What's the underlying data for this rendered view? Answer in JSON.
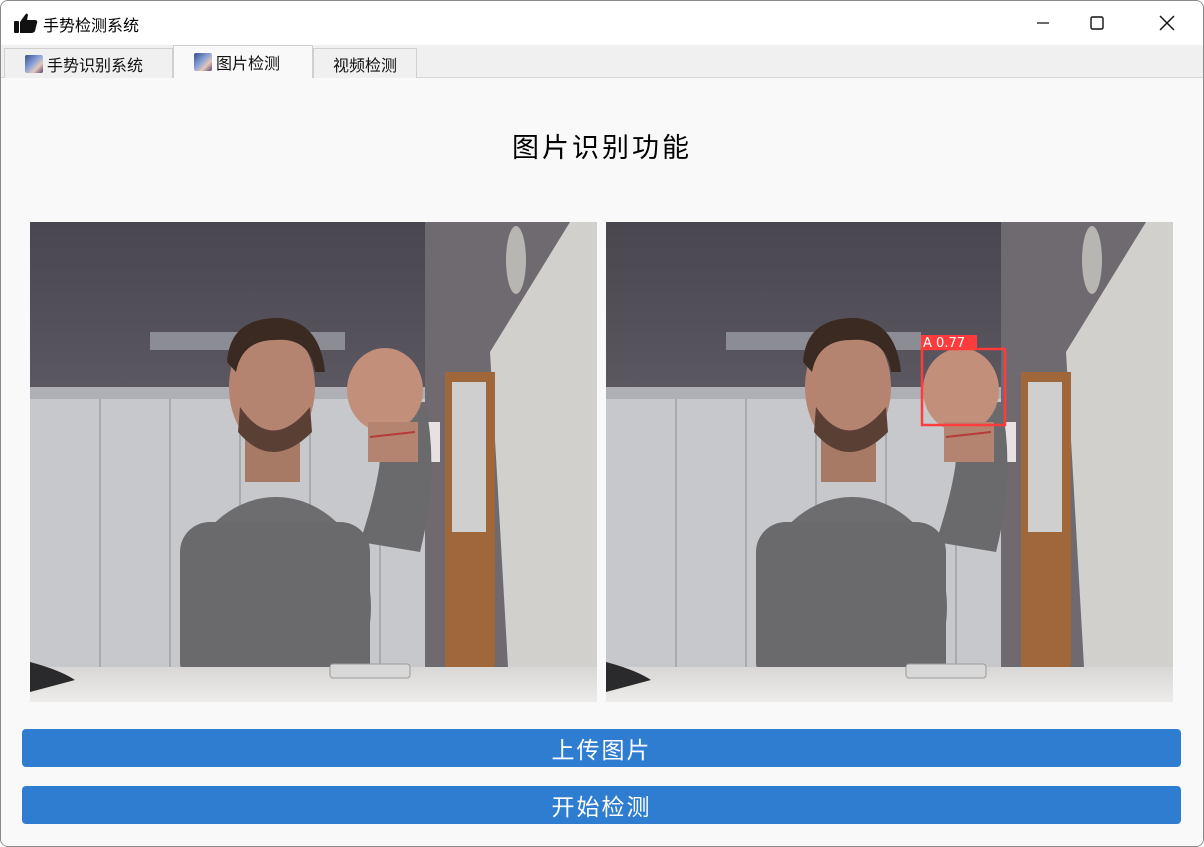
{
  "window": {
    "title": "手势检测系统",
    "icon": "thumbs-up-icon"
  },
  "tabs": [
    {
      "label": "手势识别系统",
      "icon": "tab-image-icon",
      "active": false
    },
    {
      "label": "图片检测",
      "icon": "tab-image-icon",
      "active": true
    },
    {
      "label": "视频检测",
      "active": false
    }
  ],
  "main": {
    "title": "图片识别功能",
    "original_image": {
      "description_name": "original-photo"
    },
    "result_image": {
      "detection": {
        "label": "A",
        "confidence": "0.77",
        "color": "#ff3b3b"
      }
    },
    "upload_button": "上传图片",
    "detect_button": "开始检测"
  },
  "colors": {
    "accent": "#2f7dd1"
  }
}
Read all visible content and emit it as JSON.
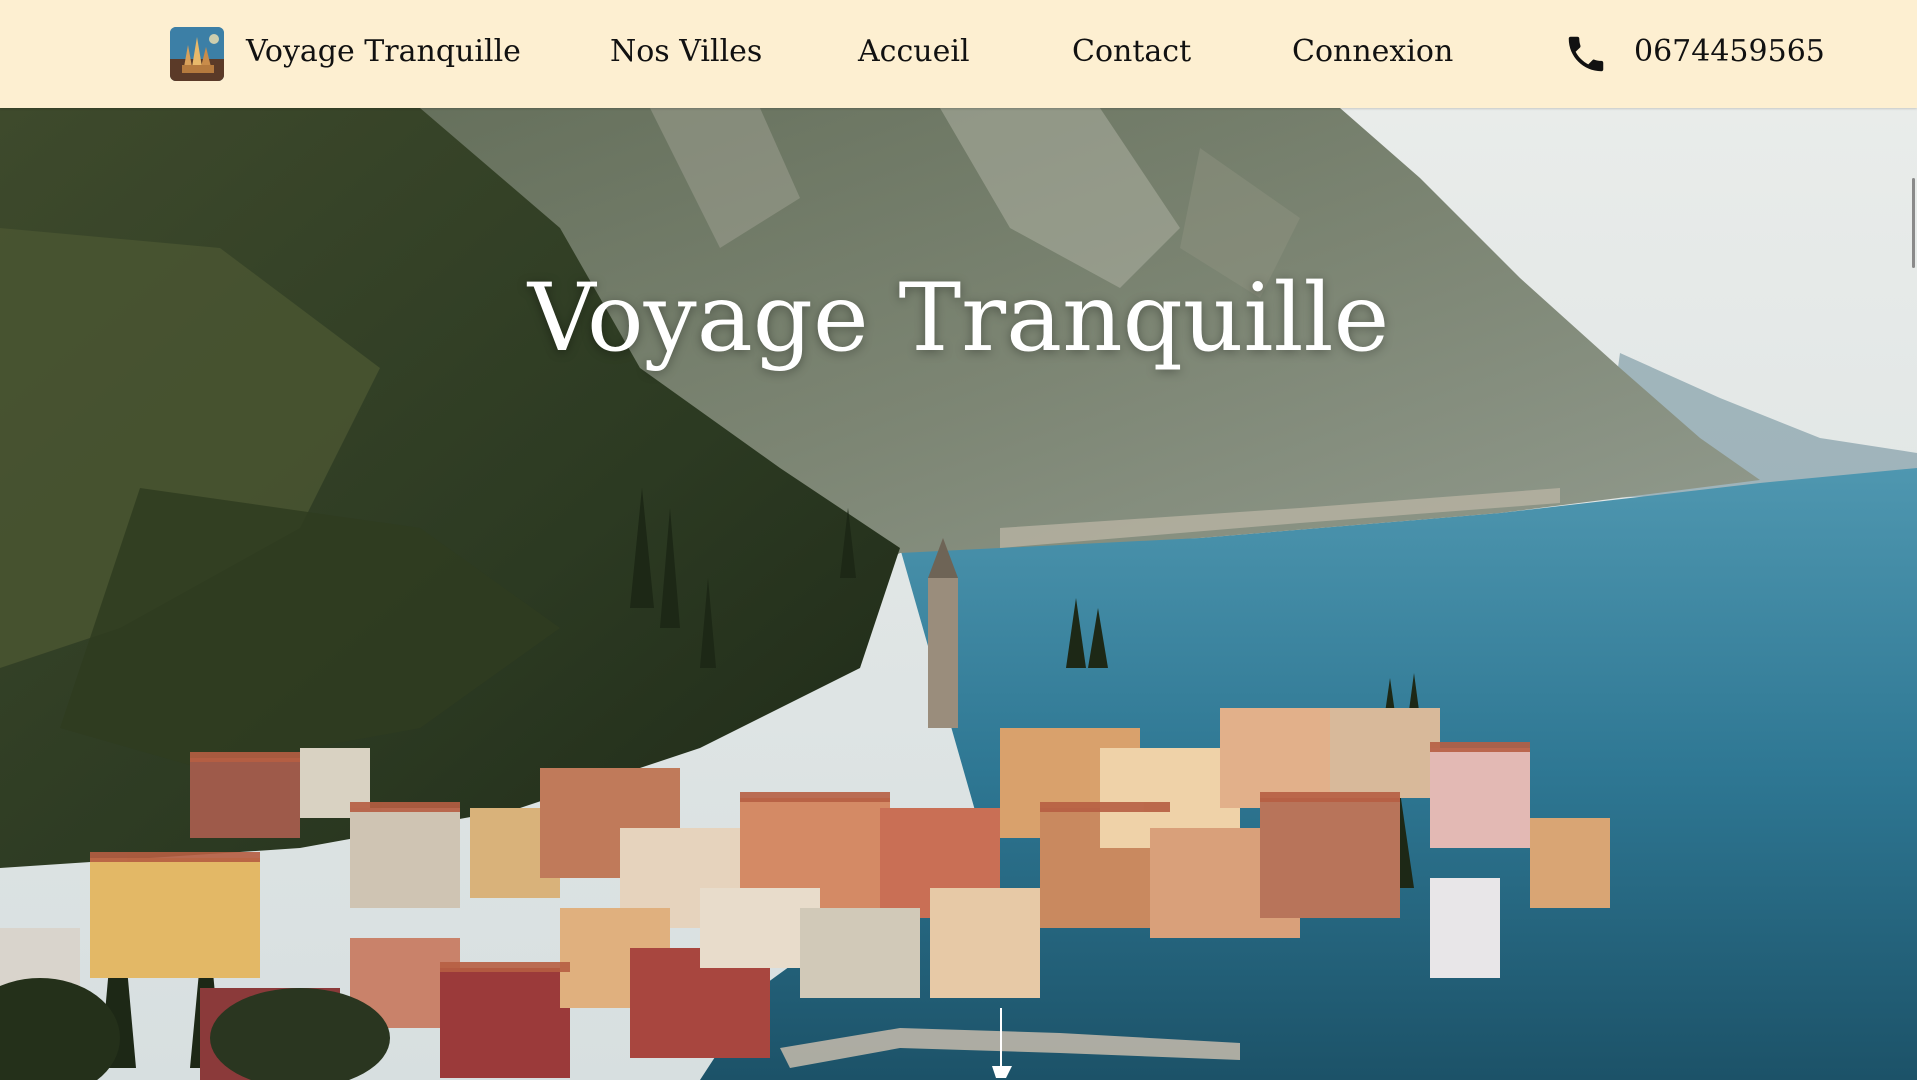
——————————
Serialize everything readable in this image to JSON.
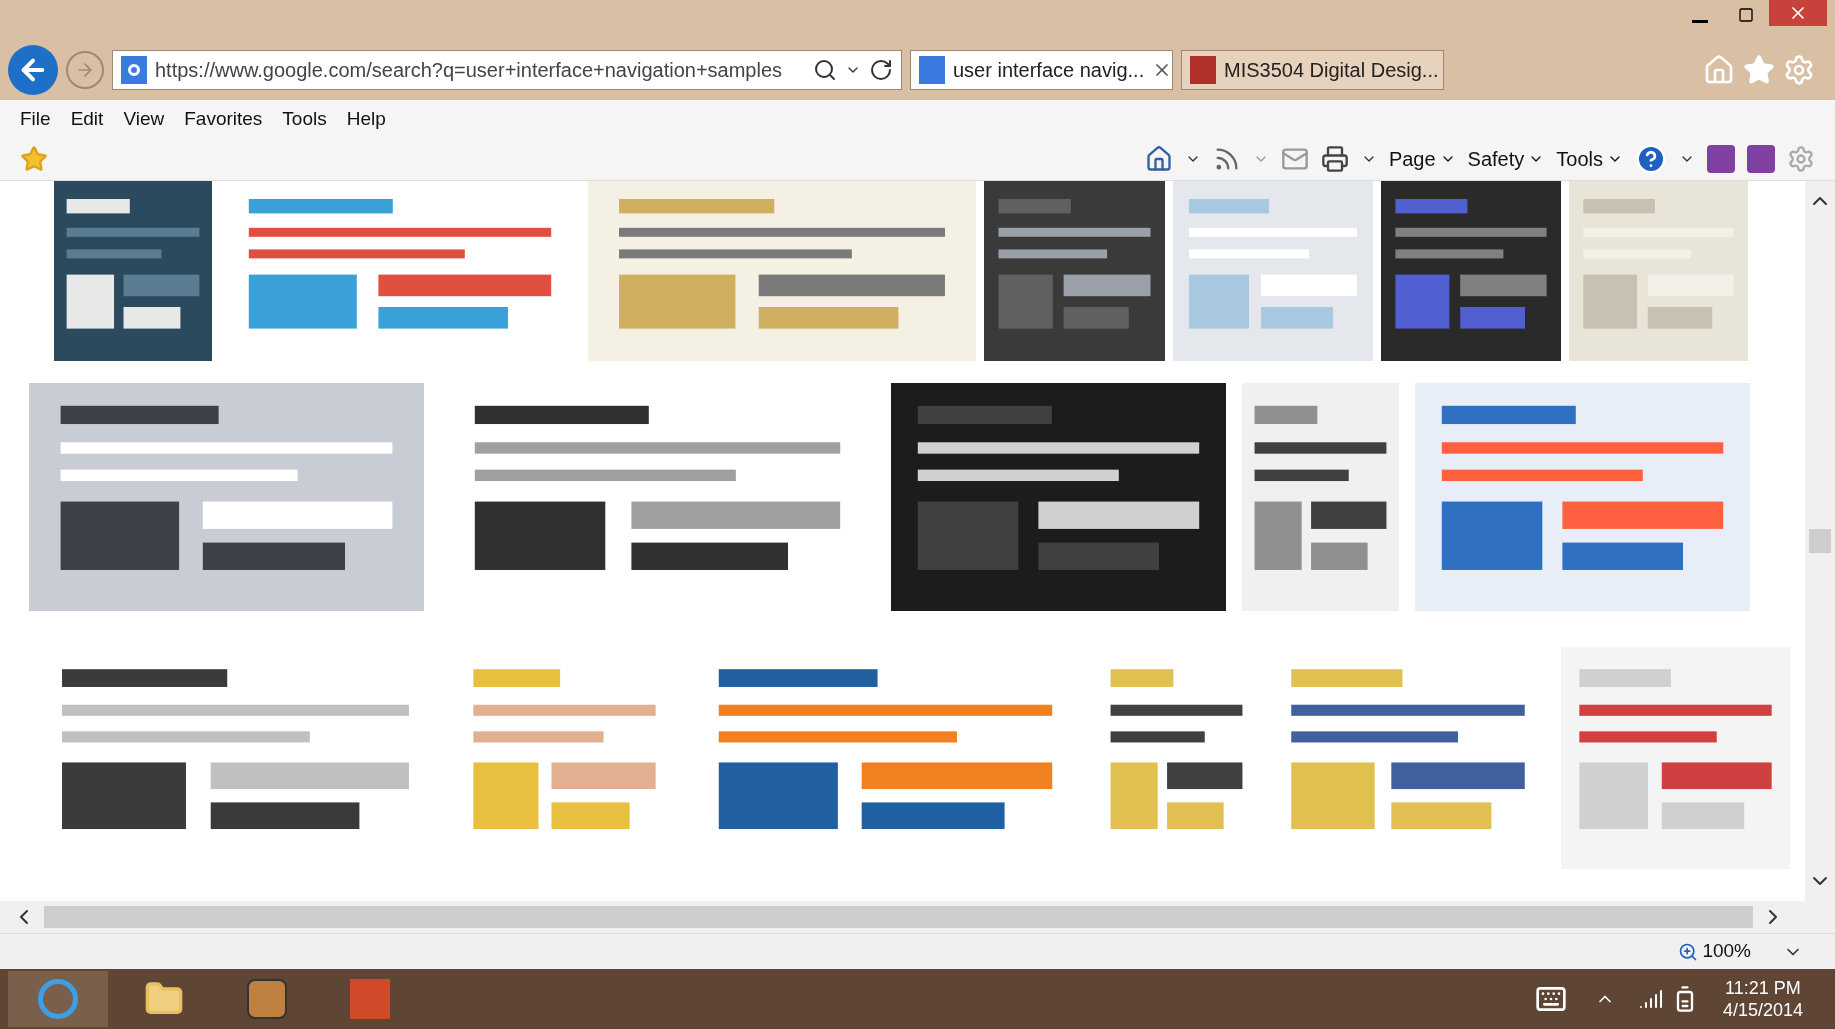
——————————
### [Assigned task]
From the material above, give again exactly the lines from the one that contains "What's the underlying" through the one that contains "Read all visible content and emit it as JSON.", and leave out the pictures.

### [Answer for the task]
What's the underlying data for this rendered view? Answer in JSON.
{
  "window": {
    "title": "手势检测系统",
    "icon": "thumbs-up-icon"
  },
  "tabs": [
    {
      "label": "手势识别系统",
      "icon": "tab-image-icon",
      "active": false
    },
    {
      "label": "图片检测",
      "icon": "tab-image-icon",
      "active": true
    },
    {
      "label": "视频检测",
      "active": false
    }
  ],
  "main": {
    "title": "图片识别功能",
    "original_image": {
      "description_name": "original-photo"
    },
    "result_image": {
      "detection": {
        "label": "A",
        "confidence": "0.77",
        "color": "#ff3b3b"
      }
    },
    "upload_button": "上传图片",
    "detect_button": "开始检测"
  },
  "colors": {
    "accent": "#2f7dd1"
  }
}
Read all visible content and emit it as JSON.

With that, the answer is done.